Pakistan’s tallest man seeks help in RP
MANILA, Philippines — “My height is a gift from God,” said Ijaz Ahmed, a towering Pakistani who has come to the Philippines to raise funds for his right leg operation.
Ahmed claims to be 8 feet and four inches and weighs 287 pounds.
According to doctors, Ijaz, 26, is still expected to grow by three to four inches, giving him the chance of clinching the Guinness World title for world’s tallest living man.
Ijaz hails from Punjab and has worked as farmer before his injury, having been born to a family of farmers.
In 2002, Ijaz injured his foot in a car accident.
Doctors told him the operation would cost $50,000 and so in 2006, he embarked on a tour to raise money for his operation.
Over the past two years, Ijaz has raised a third of the total amount required for his operation.
Ijaz took a trip to the Philippines after he met Ann Sia of Clara International during a 2006 event in Malaysia.
Sia said Ijaz was a guest in her company’s event along with a three-foot man. Upon learning of Ijaz’s condition, she offered to host Ijaz after he visits Manila for his fund raising project.
“My friend Ann invited me to go to the Philippines to raise funds for my operation. She said the people here are friendly and very kind,” Ijaz said.
Sia said a Filipino pledged to help Ijaz on his leg injury and has scheduled him for a medical checkup at a Makati hospital.
When asked if he has a girlfriend, Ijaz smiled and said: “Right now, I don’t have a girlfriend because in Pakistan, we have arranged marriages. My parents will choose the girl for me.”
Ijaz, through the help of his caretaker and interpreter Jamil Ahmed, has submitted papers for application to the Guinness World Records.
Ijaz will go back to Pakistan in December so Guinness World Records can measure his height, said Jamil.
At present, Bao Xishun of China holds the Guinness World record because Ukrainian Leonid Stadnyk was stripped of the record in August 2008 when he refused Guinness representatives from getting his height.
“I have already submitted papers to Guinness but I do not really mind if I am hailed as second or third tallest living man in the world.

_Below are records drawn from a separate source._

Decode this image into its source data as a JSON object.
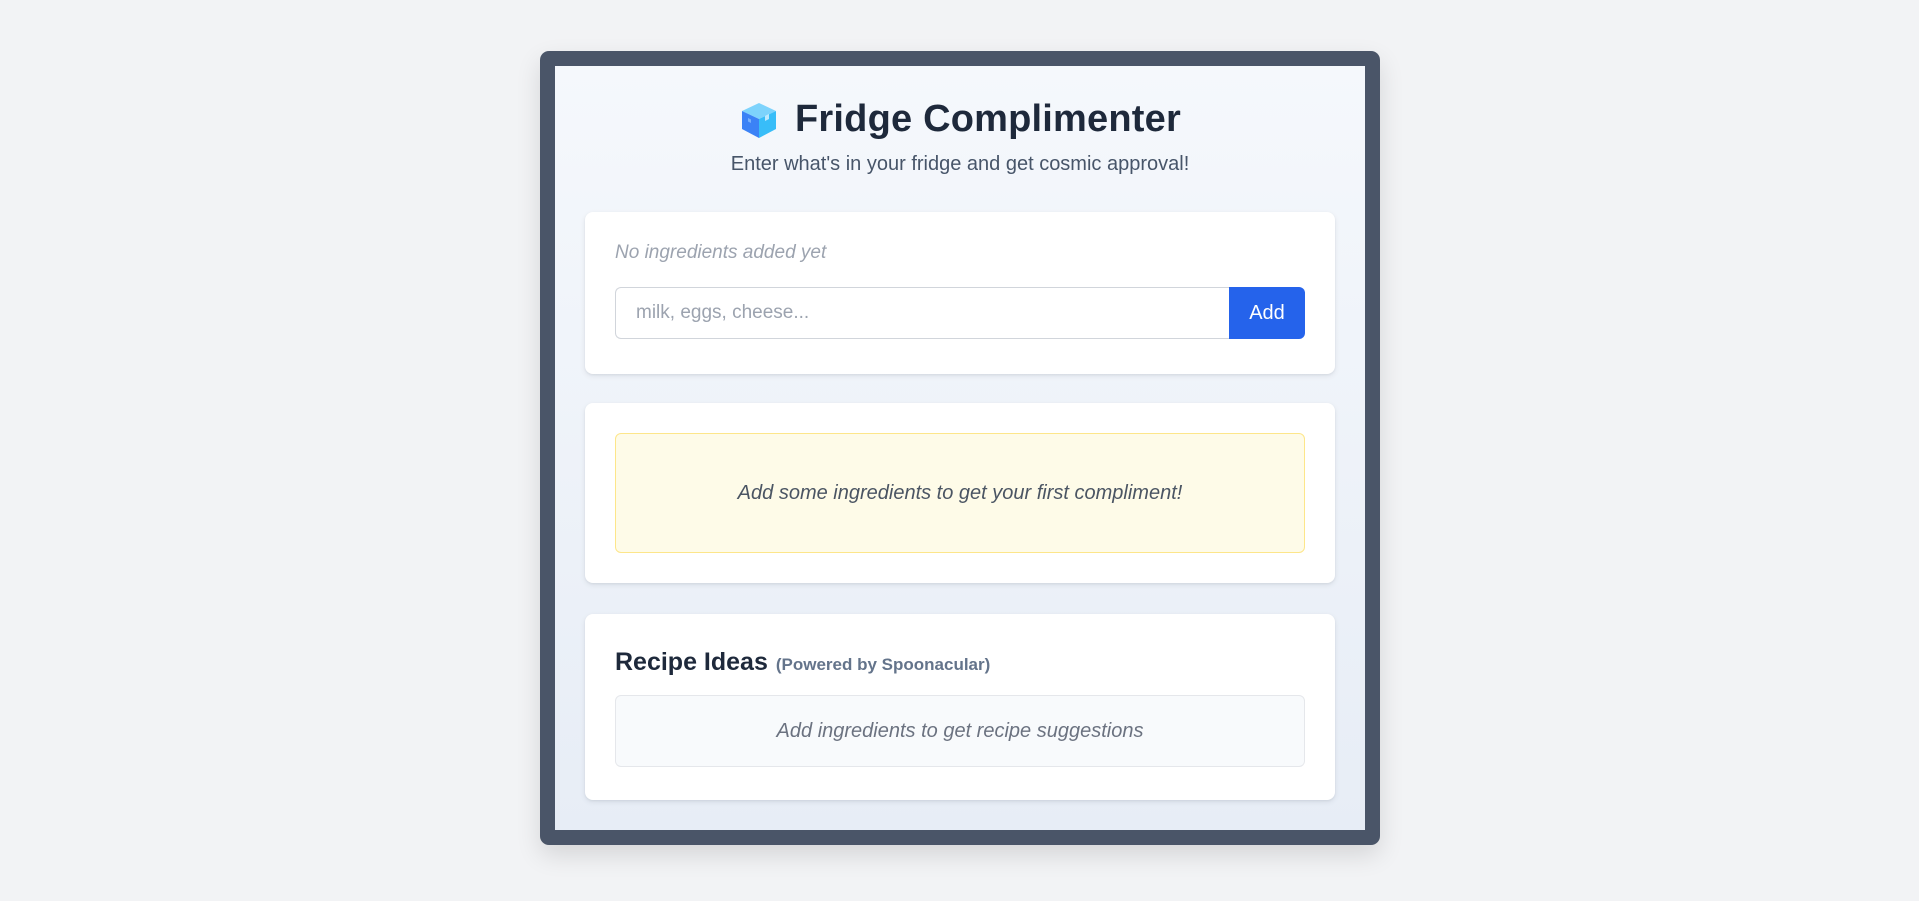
{
  "app": {
    "title": "Fridge Complimenter",
    "subtitle": "Enter what's in your fridge and get cosmic approval!",
    "icon": "ice-cube-icon"
  },
  "ingredients": {
    "empty_text": "No ingredients added yet",
    "input_placeholder": "milk, eggs, cheese...",
    "input_value": "",
    "add_label": "Add"
  },
  "compliment": {
    "placeholder_text": "Add some ingredients to get your first compliment!"
  },
  "recipes": {
    "heading": "Recipe Ideas",
    "powered_by": "(Powered by Spoonacular)",
    "empty_text": "Add ingredients to get recipe suggestions"
  },
  "colors": {
    "page_bg": "#f2f3f5",
    "frame": "#4a5568",
    "accent": "#2563eb",
    "compliment_bg": "#fefbe8",
    "compliment_border": "#fde68a"
  }
}
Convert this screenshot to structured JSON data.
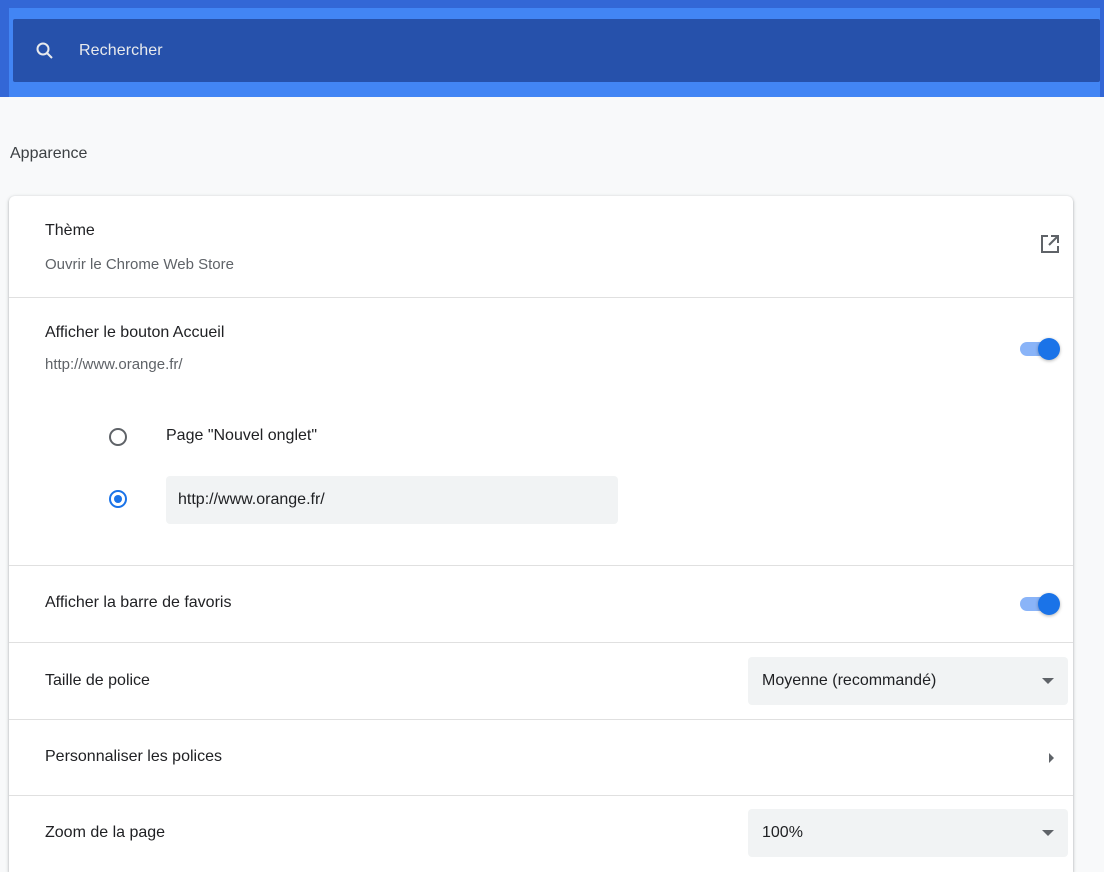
{
  "search": {
    "placeholder": "Rechercher"
  },
  "section": {
    "title": "Apparence"
  },
  "theme": {
    "label": "Thème",
    "sublabel": "Ouvrir le Chrome Web Store"
  },
  "home_button": {
    "label": "Afficher le bouton Accueil",
    "sublabel": "http://www.orange.fr/",
    "enabled": true,
    "options": [
      {
        "label": "Page \"Nouvel onglet\"",
        "selected": false
      },
      {
        "value": "http://www.orange.fr/",
        "selected": true
      }
    ]
  },
  "bookmarks_bar": {
    "label": "Afficher la barre de favoris",
    "enabled": true
  },
  "font_size": {
    "label": "Taille de police",
    "selected": "Moyenne (recommandé)"
  },
  "customize_fonts": {
    "label": "Personnaliser les polices"
  },
  "page_zoom": {
    "label": "Zoom de la page",
    "selected": "100%"
  },
  "colors": {
    "header_blue": "#3367d6",
    "search_bg": "#2651ab",
    "accent": "#1a73e8",
    "toggle_track": "#8ab4f8"
  }
}
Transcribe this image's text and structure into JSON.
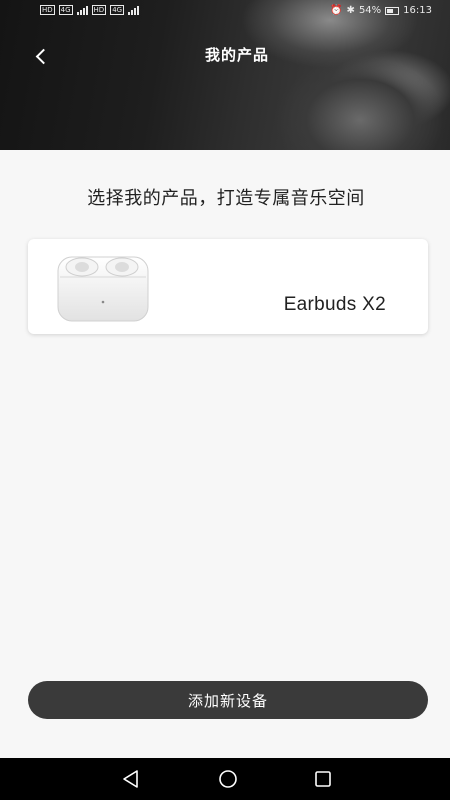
{
  "status_bar": {
    "left_tags": [
      "HD",
      "4G",
      "HD",
      "4G"
    ],
    "battery": "54%",
    "time": "16:13"
  },
  "header": {
    "title": "我的产品"
  },
  "main": {
    "subtitle": "选择我的产品，打造专属音乐空间",
    "products": [
      {
        "name": "Earbuds X2",
        "image_icon": "earbuds-case-icon"
      }
    ],
    "add_button_label": "添加新设备"
  },
  "nav_bar": {
    "icons": [
      "back-triangle-icon",
      "home-circle-icon",
      "recent-square-icon"
    ]
  },
  "colors": {
    "button_bg": "#3a3a3a",
    "page_bg": "#f7f7f7",
    "card_bg": "#ffffff",
    "nav_bg": "#000000"
  }
}
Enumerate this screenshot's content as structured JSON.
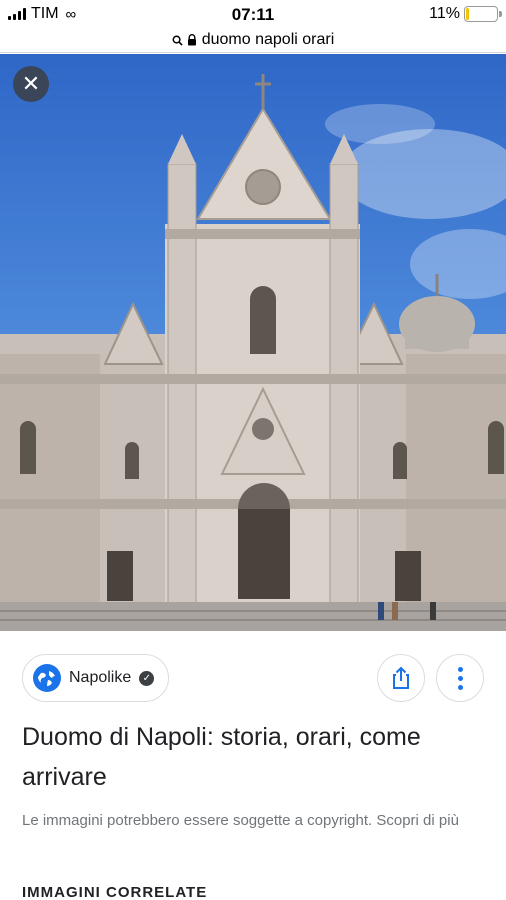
{
  "status_bar": {
    "carrier": "TIM",
    "time": "07:11",
    "battery_percent": "11%",
    "battery_level": 0.11,
    "battery_color": "#f2c500"
  },
  "url_bar": {
    "url_text": "duomo napoli orari",
    "icons": [
      "search-icon",
      "lock-icon"
    ]
  },
  "image_viewer": {
    "close_label": "✕",
    "image_subject": "Duomo di Napoli facade"
  },
  "details": {
    "source_name": "Napolike",
    "title": "Duomo di Napoli: storia, orari, come arrivare",
    "copyright_notice": "Le immagini potrebbero essere soggette a copyright. Scopri di più",
    "related_heading": "IMMAGINI CORRELATE"
  },
  "colors": {
    "accent": "#1a73e8",
    "muted_text": "#70757a",
    "sky": "#3a76cf"
  }
}
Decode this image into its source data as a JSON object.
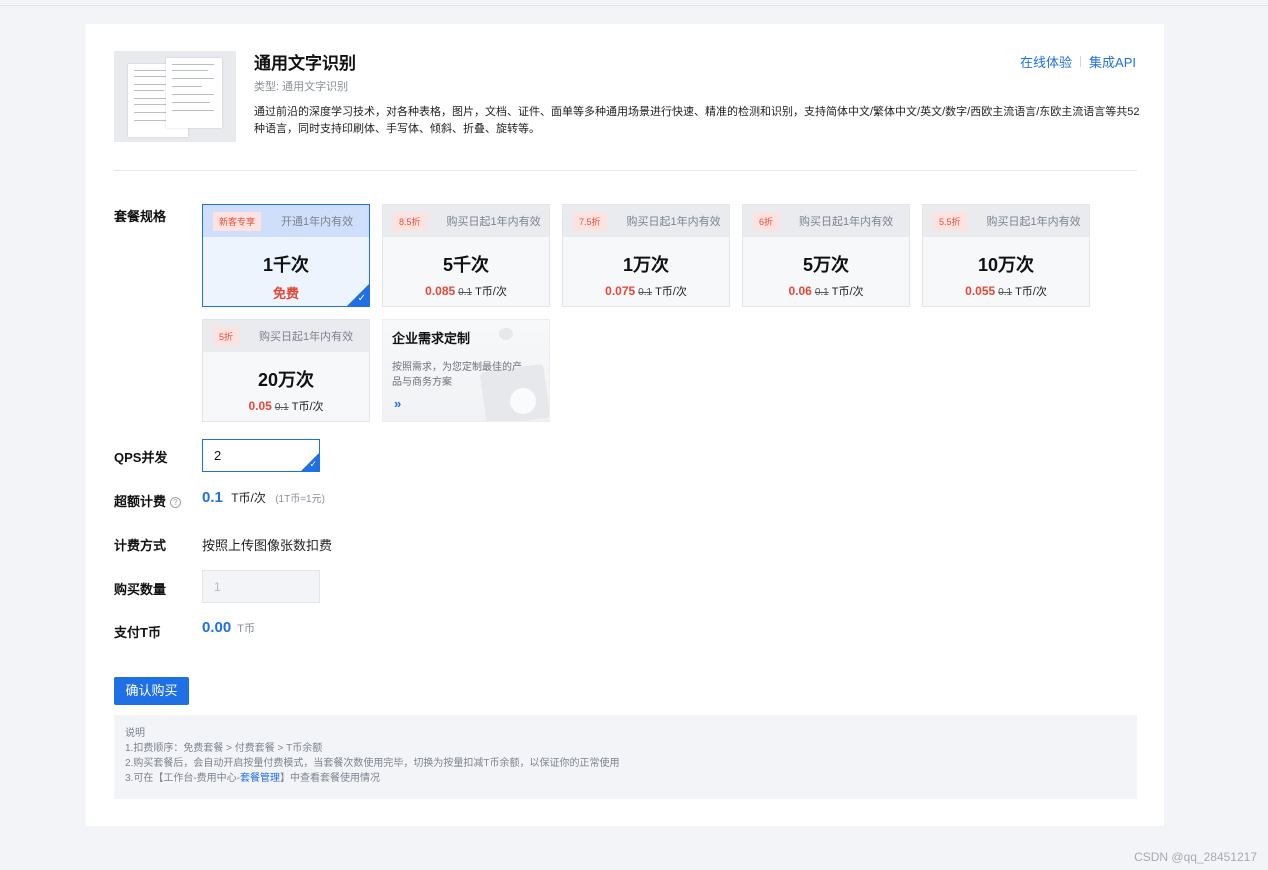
{
  "product": {
    "title": "通用文字识别",
    "type_label": "类型: 通用文字识别",
    "description": "通过前沿的深度学习技术，对各种表格，图片，文档、证件、面单等多种通用场景进行快速、精准的检测和识别，支持简体中文/繁体中文/英文/数字/西欧主流语言/东欧主流语言等共52种语言，同时支持印刷体、手写体、倾斜、折叠、旋转等。"
  },
  "header_links": {
    "try_online": "在线体验",
    "integrate_api": "集成API"
  },
  "labels": {
    "package": "套餐规格",
    "qps": "QPS并发",
    "overage": "超额计费",
    "billing_method": "计费方式",
    "quantity": "购买数量",
    "pay": "支付T币"
  },
  "packages": [
    {
      "badge": "新客专享",
      "validity": "开通1年内有效",
      "name": "1千次",
      "price_now": "免费",
      "price_old": "",
      "unit": "",
      "selected": true
    },
    {
      "badge": "8.5折",
      "validity": "购买日起1年内有效",
      "name": "5千次",
      "price_now": "0.085",
      "price_old": "0.1",
      "unit": "T币/次",
      "selected": false
    },
    {
      "badge": "7.5折",
      "validity": "购买日起1年内有效",
      "name": "1万次",
      "price_now": "0.075",
      "price_old": "0.1",
      "unit": "T币/次",
      "selected": false
    },
    {
      "badge": "6折",
      "validity": "购买日起1年内有效",
      "name": "5万次",
      "price_now": "0.06",
      "price_old": "0.1",
      "unit": "T币/次",
      "selected": false
    },
    {
      "badge": "5.5折",
      "validity": "购买日起1年内有效",
      "name": "10万次",
      "price_now": "0.055",
      "price_old": "0.1",
      "unit": "T币/次",
      "selected": false
    },
    {
      "badge": "5折",
      "validity": "购买日起1年内有效",
      "name": "20万次",
      "price_now": "0.05",
      "price_old": "0.1",
      "unit": "T币/次",
      "selected": false
    }
  ],
  "enterprise": {
    "title": "企业需求定制",
    "desc": "按照需求，为您定制最佳的产品与商务方案",
    "arrow": "»"
  },
  "qps": {
    "value": "2"
  },
  "overage": {
    "price": "0.1",
    "unit": "T币/次",
    "note": "(1T币=1元)"
  },
  "billing_method": {
    "value": "按照上传图像张数扣费"
  },
  "quantity": {
    "value": "1"
  },
  "pay": {
    "amount": "0.00",
    "unit": "T币"
  },
  "buy_button": "确认购买",
  "notes": {
    "title": "说明",
    "line1": "1.扣费顺序：免费套餐 > 付费套餐 > T币余额",
    "line2": "2.购买套餐后，会自动开启按量付费模式，当套餐次数使用完毕，切换为按量扣减T币余额，以保证你的正常使用",
    "line3_pre": "3.可在【工作台-费用中心-",
    "line3_link": "套餐管理",
    "line3_post": "】中查看套餐使用情况"
  },
  "watermark": "CSDN @qq_28451217",
  "colors": {
    "accent": "#1f6fe5",
    "discount_red": "#e64736"
  }
}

I am happy I am here today,” said Ijaz.
Ijaz, who heads a non-profit organization for differently abled children in Pakistan, said he has dreams of peace, accessible healthcare and education for everyone.
Ijaz will stay in Manila for less than a month.
YOU WANA KNOW HOW HE’S RAISING MONEY? CLICK HERE